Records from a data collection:

------------------------------------------------

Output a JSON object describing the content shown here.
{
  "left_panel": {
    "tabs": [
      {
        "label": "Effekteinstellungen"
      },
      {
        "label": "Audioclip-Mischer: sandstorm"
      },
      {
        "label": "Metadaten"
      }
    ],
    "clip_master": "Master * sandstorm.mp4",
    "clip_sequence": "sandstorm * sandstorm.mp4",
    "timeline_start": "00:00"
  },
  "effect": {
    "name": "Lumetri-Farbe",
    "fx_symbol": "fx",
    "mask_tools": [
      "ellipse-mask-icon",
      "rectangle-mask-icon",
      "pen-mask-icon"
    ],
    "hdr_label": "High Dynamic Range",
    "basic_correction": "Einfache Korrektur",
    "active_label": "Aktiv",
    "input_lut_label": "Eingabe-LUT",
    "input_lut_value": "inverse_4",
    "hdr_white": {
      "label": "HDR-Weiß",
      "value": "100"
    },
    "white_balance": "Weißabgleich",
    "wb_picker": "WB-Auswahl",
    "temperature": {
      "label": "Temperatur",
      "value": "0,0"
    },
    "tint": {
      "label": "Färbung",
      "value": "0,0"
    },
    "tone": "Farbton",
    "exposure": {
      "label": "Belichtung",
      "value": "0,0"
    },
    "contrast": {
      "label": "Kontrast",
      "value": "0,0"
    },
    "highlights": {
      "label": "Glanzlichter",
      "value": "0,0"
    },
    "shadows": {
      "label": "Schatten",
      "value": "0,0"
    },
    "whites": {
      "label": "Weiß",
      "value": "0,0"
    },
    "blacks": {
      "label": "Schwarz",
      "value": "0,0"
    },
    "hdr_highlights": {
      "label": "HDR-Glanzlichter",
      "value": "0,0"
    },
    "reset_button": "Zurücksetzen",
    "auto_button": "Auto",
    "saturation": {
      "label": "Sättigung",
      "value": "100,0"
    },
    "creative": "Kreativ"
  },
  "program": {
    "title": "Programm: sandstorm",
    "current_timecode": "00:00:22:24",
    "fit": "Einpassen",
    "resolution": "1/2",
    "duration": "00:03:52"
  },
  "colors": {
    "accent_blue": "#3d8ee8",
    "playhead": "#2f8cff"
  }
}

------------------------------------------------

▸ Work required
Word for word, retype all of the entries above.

▸ Exercise answer
Output a JSON object describing the content shown here.
{
  "left_panel": {
    "tabs": [
      {
        "label": "Effekteinstellungen"
      },
      {
        "label": "Audioclip-Mischer: sandstorm"
      },
      {
        "label": "Metadaten"
      }
    ],
    "clip_master": "Master * sandstorm.mp4",
    "clip_sequence": "sandstorm * sandstorm.mp4",
    "timeline_start": "00:00"
  },
  "effect": {
    "name": "Lumetri-Farbe",
    "fx_symbol": "fx",
    "mask_tools": [
      "ellipse-mask-icon",
      "rectangle-mask-icon",
      "pen-mask-icon"
    ],
    "hdr_label": "High Dynamic Range",
    "basic_correction": "Einfache Korrektur",
    "active_label": "Aktiv",
    "input_lut_label": "Eingabe-LUT",
    "input_lut_value": "inverse_4",
    "hdr_white": {
      "label": "HDR-Weiß",
      "value": "100"
    },
    "white_balance": "Weißabgleich",
    "wb_picker": "WB-Auswahl",
    "temperature": {
      "label": "Temperatur",
      "value": "0,0"
    },
    "tint": {
      "label": "Färbung",
      "value": "0,0"
    },
    "tone": "Farbton",
    "exposure": {
      "label": "Belichtung",
      "value": "0,0"
    },
    "contrast": {
      "label": "Kontrast",
      "value": "0,0"
    },
    "highlights": {
      "label": "Glanzlichter",
      "value": "0,0"
    },
    "shadows": {
      "label": "Schatten",
      "value": "0,0"
    },
    "whites": {
      "label": "Weiß",
      "value": "0,0"
    },
    "blacks": {
      "label": "Schwarz",
      "value": "0,0"
    },
    "hdr_highlights": {
      "label": "HDR-Glanzlichter",
      "value": "0,0"
    },
    "reset_button": "Zurücksetzen",
    "auto_button": "Auto",
    "saturation": {
      "label": "Sättigung",
      "value": "100,0"
    },
    "creative": "Kreativ"
  },
  "program": {
    "title": "Programm: sandstorm",
    "current_timecode": "00:00:22:24",
    "fit": "Einpassen",
    "resolution": "1/2",
    "duration": "00:03:52"
  },
  "colors": {
    "accent_blue": "#3d8ee8",
    "playhead": "#2f8cff"
  }
}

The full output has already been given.